I have been out of the park now for roughly two weeks. “Occupy Toronto” has ended our phase one. I must say, for all those who saw the tents being cleared-out: ending our park occupation does not mean the ending of our movement. The best way to stay in touch with us is through our website: http://occupyto.org/.
“Occupy Toronto” was and still is a phenomenon very new to Torontonians. I can probably make a generalization here and state that, the “Occupy” movement is something very new to North Americans in general. For myself as a European first, I am rather used to mass demonstrations, tear gas, police brutality and the like. For many North Americans all this is quite new though: these are young countries. Also, North America has had some glorious decades after WWII – life has been good here, until a few years ago. Now, things are not looking so good and people are beginning to mobilize. It is understandable.

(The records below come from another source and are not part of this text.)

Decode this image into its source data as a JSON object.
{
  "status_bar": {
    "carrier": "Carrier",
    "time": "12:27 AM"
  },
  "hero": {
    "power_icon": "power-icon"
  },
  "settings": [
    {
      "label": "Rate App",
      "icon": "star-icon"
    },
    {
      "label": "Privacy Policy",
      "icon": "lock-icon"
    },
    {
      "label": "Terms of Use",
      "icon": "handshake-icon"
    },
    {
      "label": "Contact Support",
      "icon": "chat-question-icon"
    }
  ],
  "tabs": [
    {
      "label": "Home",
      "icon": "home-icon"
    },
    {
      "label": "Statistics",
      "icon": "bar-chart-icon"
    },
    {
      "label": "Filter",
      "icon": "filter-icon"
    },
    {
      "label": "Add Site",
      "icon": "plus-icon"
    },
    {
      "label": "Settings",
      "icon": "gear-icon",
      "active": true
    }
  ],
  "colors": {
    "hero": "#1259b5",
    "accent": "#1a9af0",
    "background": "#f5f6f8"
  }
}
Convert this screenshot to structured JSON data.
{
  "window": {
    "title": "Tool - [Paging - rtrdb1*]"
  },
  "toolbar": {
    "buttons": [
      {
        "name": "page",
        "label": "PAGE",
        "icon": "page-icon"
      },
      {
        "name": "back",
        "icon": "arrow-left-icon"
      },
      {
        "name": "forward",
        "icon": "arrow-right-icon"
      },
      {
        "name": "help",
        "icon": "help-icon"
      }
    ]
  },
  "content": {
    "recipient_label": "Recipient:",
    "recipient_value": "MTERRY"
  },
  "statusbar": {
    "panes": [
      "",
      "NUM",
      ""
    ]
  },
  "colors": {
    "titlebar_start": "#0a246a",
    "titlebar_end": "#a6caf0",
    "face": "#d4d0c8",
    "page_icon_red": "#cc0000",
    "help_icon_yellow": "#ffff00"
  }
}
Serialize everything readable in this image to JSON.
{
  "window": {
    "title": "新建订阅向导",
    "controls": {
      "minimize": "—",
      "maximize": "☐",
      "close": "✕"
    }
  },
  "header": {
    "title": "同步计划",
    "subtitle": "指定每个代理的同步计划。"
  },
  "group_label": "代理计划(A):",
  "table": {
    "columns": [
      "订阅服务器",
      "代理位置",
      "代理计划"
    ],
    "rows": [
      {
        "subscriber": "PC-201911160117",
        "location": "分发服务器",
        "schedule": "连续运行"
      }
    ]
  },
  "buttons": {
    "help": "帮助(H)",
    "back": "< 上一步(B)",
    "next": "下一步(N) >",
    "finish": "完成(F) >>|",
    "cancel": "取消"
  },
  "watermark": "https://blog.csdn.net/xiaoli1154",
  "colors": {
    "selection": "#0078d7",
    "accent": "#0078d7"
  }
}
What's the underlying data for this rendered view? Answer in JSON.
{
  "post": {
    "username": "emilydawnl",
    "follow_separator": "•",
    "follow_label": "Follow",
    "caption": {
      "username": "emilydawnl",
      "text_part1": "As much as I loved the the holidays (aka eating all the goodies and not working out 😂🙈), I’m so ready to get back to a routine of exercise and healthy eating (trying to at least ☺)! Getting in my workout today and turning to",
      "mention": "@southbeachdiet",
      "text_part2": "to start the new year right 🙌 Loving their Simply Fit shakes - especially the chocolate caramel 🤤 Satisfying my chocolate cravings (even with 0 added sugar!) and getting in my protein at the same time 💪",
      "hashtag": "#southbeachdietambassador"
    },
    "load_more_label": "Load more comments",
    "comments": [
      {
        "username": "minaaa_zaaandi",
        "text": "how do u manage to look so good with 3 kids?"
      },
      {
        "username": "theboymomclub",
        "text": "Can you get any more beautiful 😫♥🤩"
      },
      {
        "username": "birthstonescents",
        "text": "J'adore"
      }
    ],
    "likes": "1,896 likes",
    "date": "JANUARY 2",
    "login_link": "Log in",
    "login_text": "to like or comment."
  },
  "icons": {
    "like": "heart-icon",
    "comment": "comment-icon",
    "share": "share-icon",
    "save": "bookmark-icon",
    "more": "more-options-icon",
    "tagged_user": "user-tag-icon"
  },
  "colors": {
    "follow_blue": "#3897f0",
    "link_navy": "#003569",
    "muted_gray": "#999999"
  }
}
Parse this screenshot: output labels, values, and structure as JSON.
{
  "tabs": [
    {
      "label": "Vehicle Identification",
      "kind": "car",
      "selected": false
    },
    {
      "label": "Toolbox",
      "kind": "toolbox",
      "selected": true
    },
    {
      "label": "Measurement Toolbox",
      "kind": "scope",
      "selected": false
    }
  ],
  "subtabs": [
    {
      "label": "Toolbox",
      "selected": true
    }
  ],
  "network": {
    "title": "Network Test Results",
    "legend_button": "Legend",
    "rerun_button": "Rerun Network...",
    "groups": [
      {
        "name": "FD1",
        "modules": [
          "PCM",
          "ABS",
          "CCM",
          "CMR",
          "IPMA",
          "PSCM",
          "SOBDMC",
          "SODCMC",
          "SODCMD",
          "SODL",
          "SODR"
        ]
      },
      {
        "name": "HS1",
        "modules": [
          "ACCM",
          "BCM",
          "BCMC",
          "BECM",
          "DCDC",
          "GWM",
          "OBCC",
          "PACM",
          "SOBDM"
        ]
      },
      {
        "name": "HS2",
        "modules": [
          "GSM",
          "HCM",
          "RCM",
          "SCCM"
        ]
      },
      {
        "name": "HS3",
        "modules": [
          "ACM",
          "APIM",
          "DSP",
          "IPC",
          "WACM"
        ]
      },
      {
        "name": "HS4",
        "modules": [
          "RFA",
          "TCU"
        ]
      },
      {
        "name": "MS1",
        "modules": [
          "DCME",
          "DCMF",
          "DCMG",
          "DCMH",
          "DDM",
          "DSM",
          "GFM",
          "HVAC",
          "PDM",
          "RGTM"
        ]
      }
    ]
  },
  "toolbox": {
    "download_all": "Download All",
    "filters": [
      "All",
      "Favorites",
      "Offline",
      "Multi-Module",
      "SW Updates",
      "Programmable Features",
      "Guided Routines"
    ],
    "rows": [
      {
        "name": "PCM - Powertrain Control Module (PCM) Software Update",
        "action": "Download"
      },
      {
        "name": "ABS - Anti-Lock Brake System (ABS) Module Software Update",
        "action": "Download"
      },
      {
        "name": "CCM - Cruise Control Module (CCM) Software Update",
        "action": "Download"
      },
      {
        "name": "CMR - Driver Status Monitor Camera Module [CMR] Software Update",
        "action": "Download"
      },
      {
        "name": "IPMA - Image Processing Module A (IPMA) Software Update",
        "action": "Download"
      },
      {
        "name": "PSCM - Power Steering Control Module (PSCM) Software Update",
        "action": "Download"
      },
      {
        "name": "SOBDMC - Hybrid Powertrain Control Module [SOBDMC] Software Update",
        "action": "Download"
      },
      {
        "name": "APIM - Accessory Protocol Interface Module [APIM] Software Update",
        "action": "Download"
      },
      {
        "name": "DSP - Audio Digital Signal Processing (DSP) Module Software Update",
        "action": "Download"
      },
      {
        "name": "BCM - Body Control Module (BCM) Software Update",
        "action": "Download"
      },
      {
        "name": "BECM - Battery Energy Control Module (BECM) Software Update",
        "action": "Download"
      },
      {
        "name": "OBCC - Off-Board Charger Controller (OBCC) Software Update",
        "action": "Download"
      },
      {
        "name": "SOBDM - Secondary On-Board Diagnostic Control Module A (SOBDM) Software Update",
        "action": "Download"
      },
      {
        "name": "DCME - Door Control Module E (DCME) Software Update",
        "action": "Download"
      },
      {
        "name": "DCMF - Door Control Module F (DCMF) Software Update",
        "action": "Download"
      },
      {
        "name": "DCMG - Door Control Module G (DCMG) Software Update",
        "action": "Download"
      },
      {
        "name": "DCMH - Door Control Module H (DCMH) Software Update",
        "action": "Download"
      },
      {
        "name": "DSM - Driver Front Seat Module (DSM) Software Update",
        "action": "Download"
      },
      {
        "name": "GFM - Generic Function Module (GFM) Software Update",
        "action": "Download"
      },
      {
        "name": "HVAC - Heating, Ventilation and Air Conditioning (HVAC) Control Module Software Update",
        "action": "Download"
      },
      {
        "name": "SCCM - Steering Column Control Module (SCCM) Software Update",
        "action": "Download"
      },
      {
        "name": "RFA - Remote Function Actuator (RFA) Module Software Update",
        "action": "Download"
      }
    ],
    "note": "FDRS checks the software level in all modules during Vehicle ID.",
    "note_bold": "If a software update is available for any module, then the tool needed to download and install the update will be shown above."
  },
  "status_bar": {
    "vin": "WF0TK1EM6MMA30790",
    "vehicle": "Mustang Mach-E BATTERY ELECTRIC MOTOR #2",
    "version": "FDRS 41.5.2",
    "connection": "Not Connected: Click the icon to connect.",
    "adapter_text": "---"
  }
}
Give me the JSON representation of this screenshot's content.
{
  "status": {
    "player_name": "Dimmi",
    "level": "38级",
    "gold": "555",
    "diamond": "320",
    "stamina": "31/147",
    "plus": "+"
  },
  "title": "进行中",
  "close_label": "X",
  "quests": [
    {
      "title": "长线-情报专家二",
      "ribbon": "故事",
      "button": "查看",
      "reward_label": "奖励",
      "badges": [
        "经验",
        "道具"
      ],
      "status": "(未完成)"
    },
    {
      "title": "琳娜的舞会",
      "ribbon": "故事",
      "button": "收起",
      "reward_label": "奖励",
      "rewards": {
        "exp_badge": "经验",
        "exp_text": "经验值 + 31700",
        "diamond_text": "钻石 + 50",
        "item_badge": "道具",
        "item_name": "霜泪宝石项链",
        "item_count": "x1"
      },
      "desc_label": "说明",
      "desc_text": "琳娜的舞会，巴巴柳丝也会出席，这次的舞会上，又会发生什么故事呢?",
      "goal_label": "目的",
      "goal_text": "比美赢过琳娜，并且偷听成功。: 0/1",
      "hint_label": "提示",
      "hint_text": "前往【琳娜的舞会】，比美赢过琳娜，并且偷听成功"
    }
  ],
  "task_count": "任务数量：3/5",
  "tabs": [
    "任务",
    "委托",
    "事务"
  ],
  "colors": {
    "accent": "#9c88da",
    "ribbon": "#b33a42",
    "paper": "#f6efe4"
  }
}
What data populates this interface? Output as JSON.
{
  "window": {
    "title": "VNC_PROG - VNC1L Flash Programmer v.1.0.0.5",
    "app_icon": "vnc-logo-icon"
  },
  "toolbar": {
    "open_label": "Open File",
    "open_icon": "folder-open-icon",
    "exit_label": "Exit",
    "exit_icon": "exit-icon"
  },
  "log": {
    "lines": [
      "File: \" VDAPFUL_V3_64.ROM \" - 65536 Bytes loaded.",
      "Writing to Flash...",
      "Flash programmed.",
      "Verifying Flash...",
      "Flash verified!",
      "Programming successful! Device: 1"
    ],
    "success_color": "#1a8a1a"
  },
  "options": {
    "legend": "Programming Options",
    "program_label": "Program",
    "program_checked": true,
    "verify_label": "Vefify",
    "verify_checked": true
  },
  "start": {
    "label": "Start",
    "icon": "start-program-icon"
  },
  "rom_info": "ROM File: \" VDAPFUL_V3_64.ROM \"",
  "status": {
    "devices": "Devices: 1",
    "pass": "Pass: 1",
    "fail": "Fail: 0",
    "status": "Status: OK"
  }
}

That is what the “Occupy” movement is all about: mobilization of the masses; raising awareness and building solidarity between those who are looking for real change, world-wide. I had to smile at all the bummed-out spirits who felt that the world was ending when we began to clear-out the park. I tried to explain to them that when a seed is planted in the ground, one has to allow for time to pass, for that seed to germinate, to grow and to give birth to flowers (for example). The same can be said of the “Occupy” movement. We planted the seed. Now, we must care for it; time will pass and if we remain strong, our movement will grow. Patience, persistence and resilience will be necessary and we will overcome.
I looked around the park in the last days there. We packed almost every possible patch of grass. We were literally running out of space. More tents were being set-up every day. Donations were flowing in: money, tents, blankets, food … it was all quite amazing to see. People of all ages, creeds and colours came together, in order to talk about the many socio-political grievances which we all face.
“Occupy Toronto” has been a phenomenal experience. We took an empty park and turned it into a small community. After a month, we had teams of people who worked on specific tasks: logistics, food, peace-keeping, sanitation, etc. We had medics, police liaisons, an info desk, all running twenty-four hours a day. I personally woke-up at around a quarter to four (am that is) to begin my security/peace-keeping shift, every night that I was there. I must say, that we were so good that we were able to remove undercover police officers from the park (and I have photos to prove it). We policed ourselves and we did a fairly good job at it considering our circumstances.
The entire month in the park was a learning experience. We made important connections, we started critical conversations and we even had one or two politicians pass by. I do thank Mr. Bob Rae for his stealth-like walks through the park in the early hours of the morning. I know he thinks we are a little radical but we were not radical enough to keep him away from visiting. Perhaps he will stop being so shy and come to speak at one of our General Assemblies (if time permits it of course). Or perhaps he can invite us at one of his fund-raisers …
For now the occupiers have scattered around but the most important thing is that we are united! We are connected and we can mobilize in a very short period of time. Being spread all over the city now, it makes it quite easy to build our spider web. Connect the dots is what is happening now: all over the city, the country and the world. We are united. We are growing. We are the “Occupy Movement” and we are taking over!
More by this Author
Some years back, I wrote a piece here on Hub-pages about Suicide and Hunter S. Thompson. I loved him as a writer and when he chose to take his life, I felt it was an honorable decision. The man lived a full life, with...
I am sure many people are tired of hearing stories about ghettos, violence and crime. It seems as if the stories never end. Bullets keep flying … people keep dying … the jails are a revolving door for...
I must say right from the beginning that I love Sweetgrass! More often than not, I have a braid or two with me. I love the fresh and sweet smell it has, it reminds me of a particular scent which I encountered in my...